> **TO DO**
What is the number of lines in the entries that contain "Slot"? Reply with that number only.

(Beginning of WORKING DATA)

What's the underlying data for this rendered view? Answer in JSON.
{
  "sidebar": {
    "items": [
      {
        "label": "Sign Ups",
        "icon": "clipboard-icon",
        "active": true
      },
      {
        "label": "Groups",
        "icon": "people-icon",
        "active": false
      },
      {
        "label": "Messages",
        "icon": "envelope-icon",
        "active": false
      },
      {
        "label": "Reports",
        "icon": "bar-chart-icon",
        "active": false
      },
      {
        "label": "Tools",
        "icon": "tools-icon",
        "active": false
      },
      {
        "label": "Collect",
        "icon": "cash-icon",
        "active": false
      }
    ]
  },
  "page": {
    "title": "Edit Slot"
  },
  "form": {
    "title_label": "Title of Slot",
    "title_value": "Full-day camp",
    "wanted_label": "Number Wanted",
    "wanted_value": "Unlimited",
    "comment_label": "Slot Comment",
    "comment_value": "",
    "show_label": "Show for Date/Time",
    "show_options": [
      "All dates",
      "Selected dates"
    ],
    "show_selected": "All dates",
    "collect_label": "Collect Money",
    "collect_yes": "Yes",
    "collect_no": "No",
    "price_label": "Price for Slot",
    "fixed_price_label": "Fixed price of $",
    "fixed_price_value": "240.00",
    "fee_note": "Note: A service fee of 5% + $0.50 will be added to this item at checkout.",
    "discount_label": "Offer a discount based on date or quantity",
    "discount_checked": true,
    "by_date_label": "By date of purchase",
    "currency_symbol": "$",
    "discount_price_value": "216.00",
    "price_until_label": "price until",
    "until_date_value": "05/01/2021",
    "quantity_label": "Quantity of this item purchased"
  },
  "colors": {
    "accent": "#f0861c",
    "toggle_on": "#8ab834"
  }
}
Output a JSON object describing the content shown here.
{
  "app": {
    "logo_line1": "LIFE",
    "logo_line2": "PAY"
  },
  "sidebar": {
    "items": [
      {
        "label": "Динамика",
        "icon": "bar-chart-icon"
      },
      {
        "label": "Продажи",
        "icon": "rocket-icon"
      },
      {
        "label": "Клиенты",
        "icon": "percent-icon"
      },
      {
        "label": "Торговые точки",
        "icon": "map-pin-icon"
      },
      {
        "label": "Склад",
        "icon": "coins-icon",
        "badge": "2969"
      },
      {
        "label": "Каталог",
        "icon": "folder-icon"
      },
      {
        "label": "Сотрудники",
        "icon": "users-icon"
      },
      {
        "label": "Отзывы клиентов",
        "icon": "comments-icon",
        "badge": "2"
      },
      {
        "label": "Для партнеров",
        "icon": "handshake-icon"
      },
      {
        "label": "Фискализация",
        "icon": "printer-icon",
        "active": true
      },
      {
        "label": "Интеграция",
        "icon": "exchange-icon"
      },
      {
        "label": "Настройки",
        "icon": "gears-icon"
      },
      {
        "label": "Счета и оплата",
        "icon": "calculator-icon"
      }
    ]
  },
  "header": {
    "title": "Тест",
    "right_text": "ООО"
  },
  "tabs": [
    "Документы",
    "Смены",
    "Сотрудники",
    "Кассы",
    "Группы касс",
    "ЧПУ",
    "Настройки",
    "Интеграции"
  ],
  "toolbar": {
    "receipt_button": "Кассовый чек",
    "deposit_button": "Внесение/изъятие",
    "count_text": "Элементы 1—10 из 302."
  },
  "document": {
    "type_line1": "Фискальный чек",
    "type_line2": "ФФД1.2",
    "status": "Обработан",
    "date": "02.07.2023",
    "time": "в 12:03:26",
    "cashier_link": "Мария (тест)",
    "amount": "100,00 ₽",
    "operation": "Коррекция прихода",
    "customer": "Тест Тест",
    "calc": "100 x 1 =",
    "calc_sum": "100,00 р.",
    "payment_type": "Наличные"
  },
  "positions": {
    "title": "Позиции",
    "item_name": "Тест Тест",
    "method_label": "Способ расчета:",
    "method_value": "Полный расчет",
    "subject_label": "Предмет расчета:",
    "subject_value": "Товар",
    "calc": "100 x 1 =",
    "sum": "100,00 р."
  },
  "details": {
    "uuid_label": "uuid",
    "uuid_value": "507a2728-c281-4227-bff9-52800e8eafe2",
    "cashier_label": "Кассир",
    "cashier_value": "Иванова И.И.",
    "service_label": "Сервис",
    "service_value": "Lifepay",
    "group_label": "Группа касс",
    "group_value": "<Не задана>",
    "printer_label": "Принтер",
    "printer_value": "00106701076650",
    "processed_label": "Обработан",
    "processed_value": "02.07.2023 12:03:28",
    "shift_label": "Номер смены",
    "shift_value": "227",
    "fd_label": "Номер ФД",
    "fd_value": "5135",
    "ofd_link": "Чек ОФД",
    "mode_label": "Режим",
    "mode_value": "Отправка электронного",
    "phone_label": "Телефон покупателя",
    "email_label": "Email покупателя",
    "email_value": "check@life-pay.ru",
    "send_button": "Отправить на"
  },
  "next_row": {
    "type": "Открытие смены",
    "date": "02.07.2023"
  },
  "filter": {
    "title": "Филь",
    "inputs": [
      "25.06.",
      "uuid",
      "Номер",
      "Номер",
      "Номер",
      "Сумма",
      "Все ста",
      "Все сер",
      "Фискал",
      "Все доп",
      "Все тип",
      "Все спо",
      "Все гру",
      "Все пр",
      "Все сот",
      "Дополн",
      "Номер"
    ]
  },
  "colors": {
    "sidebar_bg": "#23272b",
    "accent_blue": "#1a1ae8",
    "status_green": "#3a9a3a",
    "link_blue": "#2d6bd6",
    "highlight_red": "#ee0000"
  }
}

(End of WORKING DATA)

> **TASK RESPONSE**
4